### WHAT IS NEEDED:
Scan the lines below for "icon" and copy the matches.

Website and app data records
▬▬▬▬▬▬▬▬▬▬

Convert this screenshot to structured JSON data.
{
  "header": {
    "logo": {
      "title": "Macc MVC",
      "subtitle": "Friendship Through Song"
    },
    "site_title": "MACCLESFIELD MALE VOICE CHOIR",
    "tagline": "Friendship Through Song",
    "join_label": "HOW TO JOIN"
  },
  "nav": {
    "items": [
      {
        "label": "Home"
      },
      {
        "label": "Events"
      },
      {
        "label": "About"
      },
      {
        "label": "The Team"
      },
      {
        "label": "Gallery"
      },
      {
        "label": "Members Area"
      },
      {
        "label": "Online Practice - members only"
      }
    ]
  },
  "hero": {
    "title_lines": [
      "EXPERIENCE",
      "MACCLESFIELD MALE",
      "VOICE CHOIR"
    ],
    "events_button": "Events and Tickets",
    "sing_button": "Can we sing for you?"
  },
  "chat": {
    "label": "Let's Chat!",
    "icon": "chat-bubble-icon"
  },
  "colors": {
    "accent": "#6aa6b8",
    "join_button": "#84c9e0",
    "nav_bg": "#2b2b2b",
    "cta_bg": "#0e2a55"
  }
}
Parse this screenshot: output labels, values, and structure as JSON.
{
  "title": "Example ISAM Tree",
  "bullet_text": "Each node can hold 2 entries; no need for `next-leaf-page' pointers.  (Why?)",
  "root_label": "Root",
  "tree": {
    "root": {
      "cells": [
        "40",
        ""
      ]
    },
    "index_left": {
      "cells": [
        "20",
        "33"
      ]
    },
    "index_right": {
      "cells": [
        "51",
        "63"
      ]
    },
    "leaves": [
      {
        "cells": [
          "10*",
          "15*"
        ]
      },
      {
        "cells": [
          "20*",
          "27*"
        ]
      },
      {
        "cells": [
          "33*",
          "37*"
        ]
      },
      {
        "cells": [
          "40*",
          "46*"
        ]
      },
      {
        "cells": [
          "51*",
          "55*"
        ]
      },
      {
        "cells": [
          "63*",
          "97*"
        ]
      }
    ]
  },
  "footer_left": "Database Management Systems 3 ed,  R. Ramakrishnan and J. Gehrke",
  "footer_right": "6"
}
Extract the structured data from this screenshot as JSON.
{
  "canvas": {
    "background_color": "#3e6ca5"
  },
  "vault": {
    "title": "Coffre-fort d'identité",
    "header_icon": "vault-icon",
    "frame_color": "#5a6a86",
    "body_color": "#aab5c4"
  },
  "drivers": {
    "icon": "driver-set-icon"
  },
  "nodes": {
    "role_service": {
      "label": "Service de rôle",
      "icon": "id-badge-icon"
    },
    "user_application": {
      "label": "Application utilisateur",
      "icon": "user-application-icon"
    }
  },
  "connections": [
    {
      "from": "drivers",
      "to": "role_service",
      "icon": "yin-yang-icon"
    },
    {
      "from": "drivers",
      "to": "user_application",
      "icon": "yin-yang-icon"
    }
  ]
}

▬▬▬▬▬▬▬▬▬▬

### OUTPUT FOR THIS EXERCISE:
    "icon": "chat-bubble-icon"
    "header_icon": "vault-icon",
    "icon": "driver-set-icon"
      "icon": "id-badge-icon"
      "icon": "user-application-icon"
      "icon": "yin-yang-icon"
      "icon": "yin-yang-icon"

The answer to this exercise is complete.